*** Input records ***
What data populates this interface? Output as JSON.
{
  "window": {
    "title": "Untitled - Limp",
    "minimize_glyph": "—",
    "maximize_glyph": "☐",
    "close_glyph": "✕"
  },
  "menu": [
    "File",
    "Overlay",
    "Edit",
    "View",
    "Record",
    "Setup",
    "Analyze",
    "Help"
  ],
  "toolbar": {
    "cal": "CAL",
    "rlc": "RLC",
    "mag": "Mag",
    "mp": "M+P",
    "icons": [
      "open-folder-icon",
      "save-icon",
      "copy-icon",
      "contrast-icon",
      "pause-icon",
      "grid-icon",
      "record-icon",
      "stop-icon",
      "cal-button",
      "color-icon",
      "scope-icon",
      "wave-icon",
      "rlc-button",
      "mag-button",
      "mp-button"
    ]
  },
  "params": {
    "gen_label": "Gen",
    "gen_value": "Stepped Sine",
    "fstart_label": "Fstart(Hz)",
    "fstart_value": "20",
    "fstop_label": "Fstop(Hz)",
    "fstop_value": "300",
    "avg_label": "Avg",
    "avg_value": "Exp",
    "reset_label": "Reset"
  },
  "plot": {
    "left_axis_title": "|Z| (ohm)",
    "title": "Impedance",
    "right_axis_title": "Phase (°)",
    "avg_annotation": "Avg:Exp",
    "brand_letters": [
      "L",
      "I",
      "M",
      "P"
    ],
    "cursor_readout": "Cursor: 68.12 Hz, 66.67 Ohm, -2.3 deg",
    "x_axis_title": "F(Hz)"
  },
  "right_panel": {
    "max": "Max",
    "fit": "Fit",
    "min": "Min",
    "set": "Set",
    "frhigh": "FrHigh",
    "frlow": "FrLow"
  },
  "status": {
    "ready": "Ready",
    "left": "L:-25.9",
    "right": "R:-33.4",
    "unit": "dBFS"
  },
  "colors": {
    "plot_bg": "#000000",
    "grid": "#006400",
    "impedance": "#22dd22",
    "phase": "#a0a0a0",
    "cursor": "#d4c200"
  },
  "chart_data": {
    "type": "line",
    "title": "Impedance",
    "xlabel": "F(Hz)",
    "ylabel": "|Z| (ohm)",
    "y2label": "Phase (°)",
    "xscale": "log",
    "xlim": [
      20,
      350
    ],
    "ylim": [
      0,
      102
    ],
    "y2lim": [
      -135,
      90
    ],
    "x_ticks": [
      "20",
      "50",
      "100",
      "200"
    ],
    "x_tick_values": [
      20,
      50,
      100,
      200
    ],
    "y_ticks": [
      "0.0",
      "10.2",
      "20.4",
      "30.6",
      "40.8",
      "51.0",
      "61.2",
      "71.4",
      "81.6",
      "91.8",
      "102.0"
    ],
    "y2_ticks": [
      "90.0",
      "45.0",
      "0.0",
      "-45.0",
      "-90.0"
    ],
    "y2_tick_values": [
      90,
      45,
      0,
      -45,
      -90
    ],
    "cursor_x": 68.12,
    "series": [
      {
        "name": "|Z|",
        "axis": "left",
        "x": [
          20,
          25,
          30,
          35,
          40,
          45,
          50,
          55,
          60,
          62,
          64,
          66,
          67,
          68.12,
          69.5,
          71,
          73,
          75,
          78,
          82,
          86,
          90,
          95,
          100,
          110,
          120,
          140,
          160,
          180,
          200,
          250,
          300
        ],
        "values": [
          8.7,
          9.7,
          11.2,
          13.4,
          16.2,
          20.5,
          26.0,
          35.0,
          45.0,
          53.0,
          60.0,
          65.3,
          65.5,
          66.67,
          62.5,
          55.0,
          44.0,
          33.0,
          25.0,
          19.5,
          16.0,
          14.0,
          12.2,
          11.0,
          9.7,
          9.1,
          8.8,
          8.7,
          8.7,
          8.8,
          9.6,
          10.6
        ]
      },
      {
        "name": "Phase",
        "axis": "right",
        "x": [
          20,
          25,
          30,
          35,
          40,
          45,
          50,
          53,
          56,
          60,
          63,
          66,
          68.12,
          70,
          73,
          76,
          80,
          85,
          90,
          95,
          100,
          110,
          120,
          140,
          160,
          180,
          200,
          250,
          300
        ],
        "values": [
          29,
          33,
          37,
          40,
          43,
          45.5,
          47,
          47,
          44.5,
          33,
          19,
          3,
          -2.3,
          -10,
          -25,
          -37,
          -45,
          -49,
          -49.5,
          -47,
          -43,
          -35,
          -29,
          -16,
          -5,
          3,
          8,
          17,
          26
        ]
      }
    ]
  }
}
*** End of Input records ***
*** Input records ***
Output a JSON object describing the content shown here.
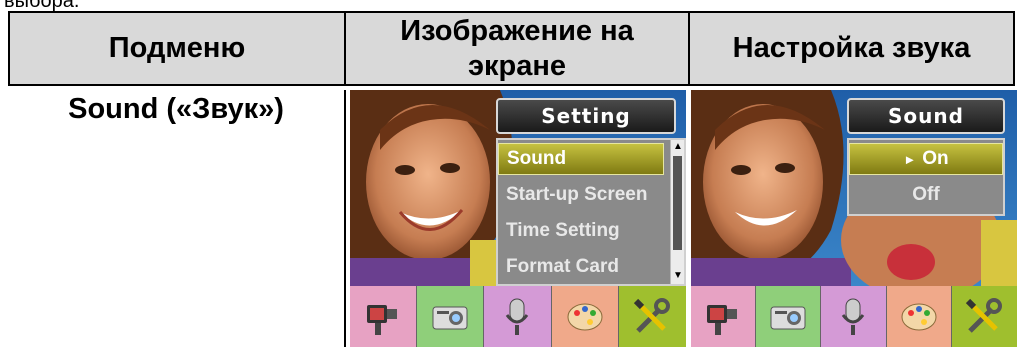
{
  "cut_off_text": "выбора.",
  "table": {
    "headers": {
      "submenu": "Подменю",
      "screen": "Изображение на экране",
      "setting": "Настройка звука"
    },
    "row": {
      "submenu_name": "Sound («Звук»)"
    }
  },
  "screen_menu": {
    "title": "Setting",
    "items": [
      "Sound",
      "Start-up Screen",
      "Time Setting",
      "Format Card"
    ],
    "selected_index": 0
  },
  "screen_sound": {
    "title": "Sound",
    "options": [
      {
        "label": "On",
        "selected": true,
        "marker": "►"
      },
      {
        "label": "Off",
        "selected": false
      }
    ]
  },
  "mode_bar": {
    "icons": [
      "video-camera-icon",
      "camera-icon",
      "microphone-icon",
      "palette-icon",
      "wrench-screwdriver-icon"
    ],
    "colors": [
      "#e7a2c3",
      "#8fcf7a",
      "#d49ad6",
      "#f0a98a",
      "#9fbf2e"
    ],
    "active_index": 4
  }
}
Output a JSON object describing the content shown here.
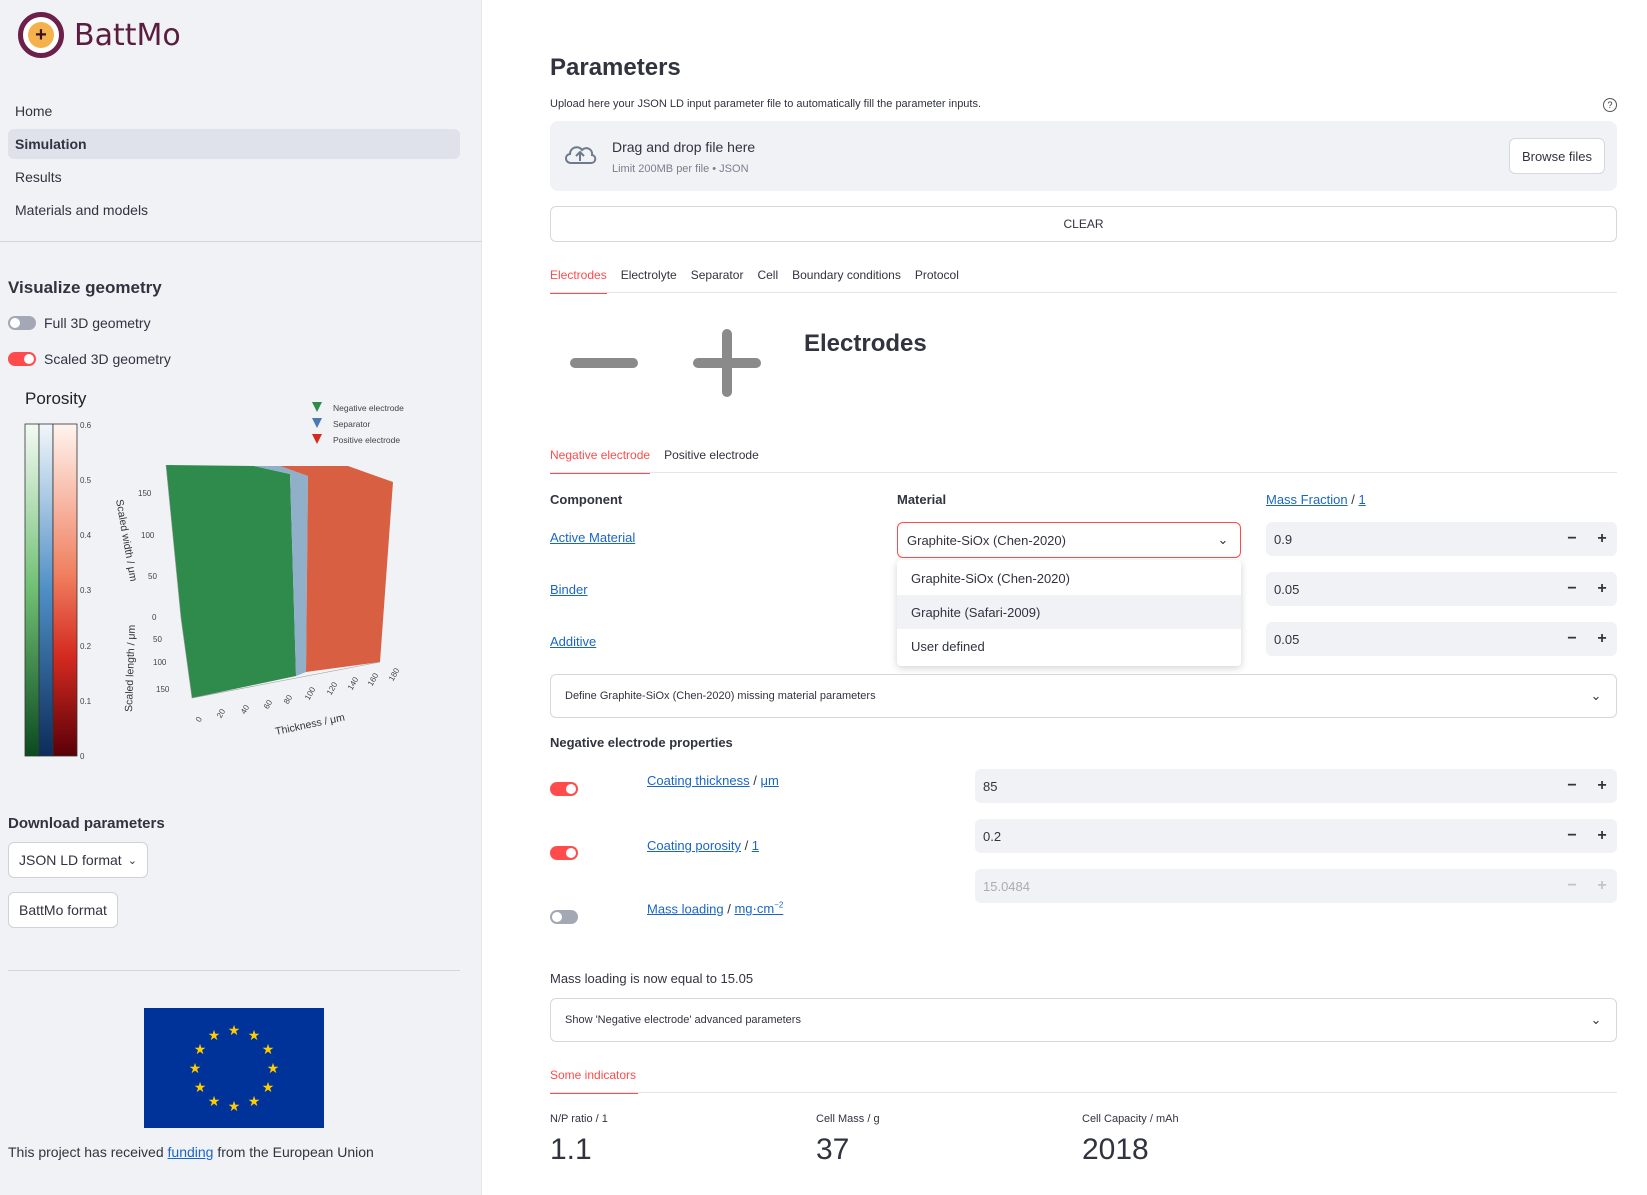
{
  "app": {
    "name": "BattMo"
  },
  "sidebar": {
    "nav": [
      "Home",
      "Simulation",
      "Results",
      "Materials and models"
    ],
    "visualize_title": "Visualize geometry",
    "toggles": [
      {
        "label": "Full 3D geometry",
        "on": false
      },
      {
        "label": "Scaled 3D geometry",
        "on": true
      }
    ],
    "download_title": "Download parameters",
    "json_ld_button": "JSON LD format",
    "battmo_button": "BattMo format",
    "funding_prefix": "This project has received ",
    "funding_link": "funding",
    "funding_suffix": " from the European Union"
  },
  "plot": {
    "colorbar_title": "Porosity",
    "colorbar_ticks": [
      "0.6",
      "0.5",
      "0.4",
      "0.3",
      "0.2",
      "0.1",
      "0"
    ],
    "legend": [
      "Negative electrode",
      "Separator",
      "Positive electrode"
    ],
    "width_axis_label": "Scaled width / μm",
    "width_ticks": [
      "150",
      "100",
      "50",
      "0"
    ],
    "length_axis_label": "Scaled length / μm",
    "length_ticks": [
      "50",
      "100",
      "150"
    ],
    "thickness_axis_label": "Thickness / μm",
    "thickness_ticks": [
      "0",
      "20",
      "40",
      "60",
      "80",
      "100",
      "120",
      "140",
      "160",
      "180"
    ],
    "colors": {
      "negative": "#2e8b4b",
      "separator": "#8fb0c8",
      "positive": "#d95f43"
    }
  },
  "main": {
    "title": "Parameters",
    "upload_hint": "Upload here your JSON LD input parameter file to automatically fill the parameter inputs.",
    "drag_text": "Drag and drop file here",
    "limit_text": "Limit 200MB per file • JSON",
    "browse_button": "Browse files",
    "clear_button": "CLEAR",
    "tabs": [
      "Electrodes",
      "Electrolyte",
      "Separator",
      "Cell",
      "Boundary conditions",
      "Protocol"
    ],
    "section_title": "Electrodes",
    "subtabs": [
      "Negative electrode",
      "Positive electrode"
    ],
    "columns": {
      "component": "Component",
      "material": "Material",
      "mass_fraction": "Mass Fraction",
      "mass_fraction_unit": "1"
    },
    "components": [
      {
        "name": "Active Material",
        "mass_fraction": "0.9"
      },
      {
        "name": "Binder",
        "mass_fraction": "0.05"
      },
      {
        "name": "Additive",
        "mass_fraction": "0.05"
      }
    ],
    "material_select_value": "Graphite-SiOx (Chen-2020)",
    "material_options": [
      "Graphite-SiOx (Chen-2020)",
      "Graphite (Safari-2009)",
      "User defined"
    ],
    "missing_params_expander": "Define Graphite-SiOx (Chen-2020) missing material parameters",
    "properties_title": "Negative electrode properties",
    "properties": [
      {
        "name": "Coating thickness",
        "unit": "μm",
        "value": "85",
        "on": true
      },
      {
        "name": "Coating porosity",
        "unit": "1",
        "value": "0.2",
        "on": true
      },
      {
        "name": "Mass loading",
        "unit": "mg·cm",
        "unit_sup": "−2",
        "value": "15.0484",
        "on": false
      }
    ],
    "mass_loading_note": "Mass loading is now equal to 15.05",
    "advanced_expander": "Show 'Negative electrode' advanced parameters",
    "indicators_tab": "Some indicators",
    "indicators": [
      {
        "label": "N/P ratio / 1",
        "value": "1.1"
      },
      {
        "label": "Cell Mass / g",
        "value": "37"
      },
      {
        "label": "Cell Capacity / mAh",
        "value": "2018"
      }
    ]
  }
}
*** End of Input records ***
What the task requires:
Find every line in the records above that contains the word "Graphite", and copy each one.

Reply to the exercise:
    "material_select_value": "Graphite-SiOx (Chen-2020)",
      "Graphite-SiOx (Chen-2020)",
      "Graphite (Safari-2009)",
    "missing_params_expander": "Define Graphite-SiOx (Chen-2020) missing material parameters",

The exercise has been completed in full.